_Task requirements_. When you answer, copy every line of the listing below exactly.

◇ ◇ ◇ ◇ ◇

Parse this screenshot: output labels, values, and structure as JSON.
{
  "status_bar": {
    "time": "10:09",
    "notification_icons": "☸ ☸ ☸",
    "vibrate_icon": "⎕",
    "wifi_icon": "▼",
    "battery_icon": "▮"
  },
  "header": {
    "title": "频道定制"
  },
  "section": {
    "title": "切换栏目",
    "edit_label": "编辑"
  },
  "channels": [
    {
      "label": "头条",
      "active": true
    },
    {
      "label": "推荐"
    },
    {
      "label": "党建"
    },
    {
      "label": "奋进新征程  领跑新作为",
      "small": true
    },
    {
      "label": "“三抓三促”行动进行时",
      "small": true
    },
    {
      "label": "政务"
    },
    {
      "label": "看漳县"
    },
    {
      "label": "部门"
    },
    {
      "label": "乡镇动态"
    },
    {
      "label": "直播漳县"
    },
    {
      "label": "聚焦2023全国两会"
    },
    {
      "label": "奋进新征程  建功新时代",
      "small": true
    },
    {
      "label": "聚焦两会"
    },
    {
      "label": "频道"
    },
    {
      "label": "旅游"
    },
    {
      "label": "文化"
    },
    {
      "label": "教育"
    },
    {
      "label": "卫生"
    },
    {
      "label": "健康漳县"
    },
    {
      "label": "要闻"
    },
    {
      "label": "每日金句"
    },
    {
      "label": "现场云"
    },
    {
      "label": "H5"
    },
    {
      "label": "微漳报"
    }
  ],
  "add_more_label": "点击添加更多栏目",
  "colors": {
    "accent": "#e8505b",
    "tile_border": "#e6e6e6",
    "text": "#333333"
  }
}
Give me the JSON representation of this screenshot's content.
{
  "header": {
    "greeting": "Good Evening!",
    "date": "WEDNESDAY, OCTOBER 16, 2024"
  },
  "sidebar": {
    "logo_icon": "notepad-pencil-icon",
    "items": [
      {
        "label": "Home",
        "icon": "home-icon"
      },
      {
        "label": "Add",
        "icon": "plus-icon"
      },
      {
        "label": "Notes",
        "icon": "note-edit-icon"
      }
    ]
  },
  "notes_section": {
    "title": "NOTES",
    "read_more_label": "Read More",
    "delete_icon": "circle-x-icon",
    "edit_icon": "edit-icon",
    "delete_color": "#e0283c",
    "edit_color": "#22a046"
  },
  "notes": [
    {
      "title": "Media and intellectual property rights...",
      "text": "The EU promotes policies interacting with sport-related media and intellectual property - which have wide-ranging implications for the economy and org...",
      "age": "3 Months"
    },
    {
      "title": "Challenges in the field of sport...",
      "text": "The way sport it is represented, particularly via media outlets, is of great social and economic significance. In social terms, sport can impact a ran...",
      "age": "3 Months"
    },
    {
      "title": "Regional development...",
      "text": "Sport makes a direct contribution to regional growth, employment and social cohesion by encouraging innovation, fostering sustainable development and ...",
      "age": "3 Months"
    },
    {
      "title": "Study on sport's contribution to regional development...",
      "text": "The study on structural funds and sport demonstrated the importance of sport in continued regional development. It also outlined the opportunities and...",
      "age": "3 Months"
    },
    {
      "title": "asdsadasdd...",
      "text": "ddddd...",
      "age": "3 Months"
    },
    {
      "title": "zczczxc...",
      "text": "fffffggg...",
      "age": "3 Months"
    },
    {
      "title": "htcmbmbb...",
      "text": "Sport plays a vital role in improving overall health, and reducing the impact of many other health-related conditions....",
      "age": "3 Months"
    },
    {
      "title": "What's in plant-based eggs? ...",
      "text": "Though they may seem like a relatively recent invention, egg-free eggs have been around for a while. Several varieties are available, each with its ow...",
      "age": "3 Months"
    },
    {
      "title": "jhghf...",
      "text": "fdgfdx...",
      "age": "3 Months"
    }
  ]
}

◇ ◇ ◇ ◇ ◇

_Output for this exercise_.
Parse this screenshot: output labels, values, and structure as JSON.
{
  "status_bar": {
    "time": "10:09",
    "notification_icons": "☸ ☸ ☸",
    "vibrate_icon": "⎕",
    "wifi_icon": "▼",
    "battery_icon": "▮"
  },
  "header": {
    "title": "频道定制"
  },
  "section": {
    "title": "切换栏目",
    "edit_label": "编辑"
  },
  "channels": [
    {
      "label": "头条",
      "active": true
    },
    {
      "label": "推荐"
    },
    {
      "label": "党建"
    },
    {
      "label": "奋进新征程  领跑新作为",
      "small": true
    },
    {
      "label": "“三抓三促”行动进行时",
      "small": true
    },
    {
      "label": "政务"
    },
    {
      "label": "看漳县"
    },
    {
      "label": "部门"
    },
    {
      "label": "乡镇动态"
    },
    {
      "label": "直播漳县"
    },
    {
      "label": "聚焦2023全国两会"
    },
    {
      "label": "奋进新征程  建功新时代",
      "small": true
    },
    {
      "label": "聚焦两会"
    },
    {
      "label": "频道"
    },
    {
      "label": "旅游"
    },
    {
      "label": "文化"
    },
    {
      "label": "教育"
    },
    {
      "label": "卫生"
    },
    {
      "label": "健康漳县"
    },
    {
      "label": "要闻"
    },
    {
      "label": "每日金句"
    },
    {
      "label": "现场云"
    },
    {
      "label": "H5"
    },
    {
      "label": "微漳报"
    }
  ],
  "add_more_label": "点击添加更多栏目",
  "colors": {
    "accent": "#e8505b",
    "tile_border": "#e6e6e6",
    "text": "#333333"
  }
}
Give me the JSON representation of this screenshot's content.
{
  "header": {
    "greeting": "Good Evening!",
    "date": "WEDNESDAY, OCTOBER 16, 2024"
  },
  "sidebar": {
    "logo_icon": "notepad-pencil-icon",
    "items": [
      {
        "label": "Home",
        "icon": "home-icon"
      },
      {
        "label": "Add",
        "icon": "plus-icon"
      },
      {
        "label": "Notes",
        "icon": "note-edit-icon"
      }
    ]
  },
  "notes_section": {
    "title": "NOTES",
    "read_more_label": "Read More",
    "delete_icon": "circle-x-icon",
    "edit_icon": "edit-icon",
    "delete_color": "#e0283c",
    "edit_color": "#22a046"
  },
  "notes": [
    {
      "title": "Media and intellectual property rights...",
      "text": "The EU promotes policies interacting with sport-related media and intellectual property - which have wide-ranging implications for the economy and org...",
      "age": "3 Months"
    },
    {
      "title": "Challenges in the field of sport...",
      "text": "The way sport it is represented, particularly via media outlets, is of great social and economic significance. In social terms, sport can impact a ran...",
      "age": "3 Months"
    },
    {
      "title": "Regional development...",
      "text": "Sport makes a direct contribution to regional growth, employment and social cohesion by encouraging innovation, fostering sustainable development and ...",
      "age": "3 Months"
    },
    {
      "title": "Study on sport's contribution to regional development...",
      "text": "The study on structural funds and sport demonstrated the importance of sport in continued regional development. It also outlined the opportunities and...",
      "age": "3 Months"
    },
    {
      "title": "asdsadasdd...",
      "text": "ddddd...",
      "age": "3 Months"
    },
    {
      "title": "zczczxc...",
      "text": "fffffggg...",
      "age": "3 Months"
    },
    {
      "title": "htcmbmbb...",
      "text": "Sport plays a vital role in improving overall health, and reducing the impact of many other health-related conditions....",
      "age": "3 Months"
    },
    {
      "title": "What's in plant-based eggs? ...",
      "text": "Though they may seem like a relatively recent invention, egg-free eggs have been around for a while. Several varieties are available, each with its ow...",
      "age": "3 Months"
    },
    {
      "title": "jhghf...",
      "text": "fdgfdx...",
      "age": "3 Months"
    }
  ]
}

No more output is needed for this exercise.